Does the software not do something that the programmer intended? Is there a place to do it and the consequences of doing it all worked out? Ask these questions before debating if it is really a bug or a feature request.
James Bach suggests that a bug is something that "bugs" the user. He arrived at this definition working on photoshop. Does the blur command blur? What is right? Hard to say.
Ron Jeffries suggests keeping the bug count at zero. If a bug shows up just fix it or discard it. Don't save them up because you like them.
James serves the product manager and defends the end user in this relationship. Ron serves the developers and wants them working in a safe and productive environment.
Clean code consists of mechanisms for dealing with situations that are known to occur or at least possible. When real circumstances elicit unwanted behavior we can ask, was the real within the limits of the anticipated? If so, then we can expect the solution to be a small increment on code already written.
It may be that the real situation can't be easily determined or easily understood.
It may be that the mechanisms designed don't actually work as anticipated even in anticipated situations.
It may be that the encoding process allowed simple errors, typos for example, to pass without detection.
See Encoding Checks
Explain swarming ...
Explain bailout ...
A team should be scheduled based on estimates grounded in their ability to anticipate.
The zero bugs strategy accepts that decisions made programming defines the boundary between what surprise work will be done now or handled some other way.
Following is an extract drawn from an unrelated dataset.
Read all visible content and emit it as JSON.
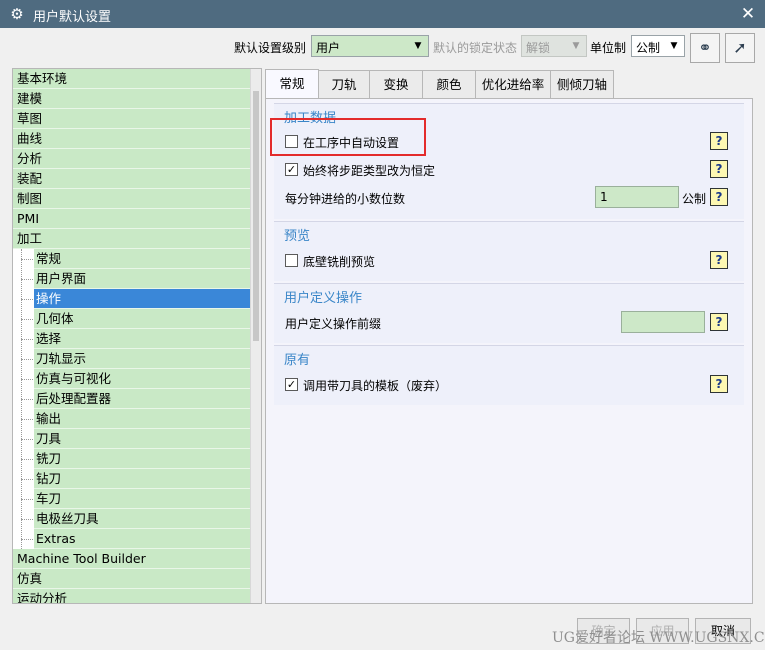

An organization should be prepared to adjust for disappointment when software ships. There are many alternatives. But heaping grief or wallowing in details don't stack up well.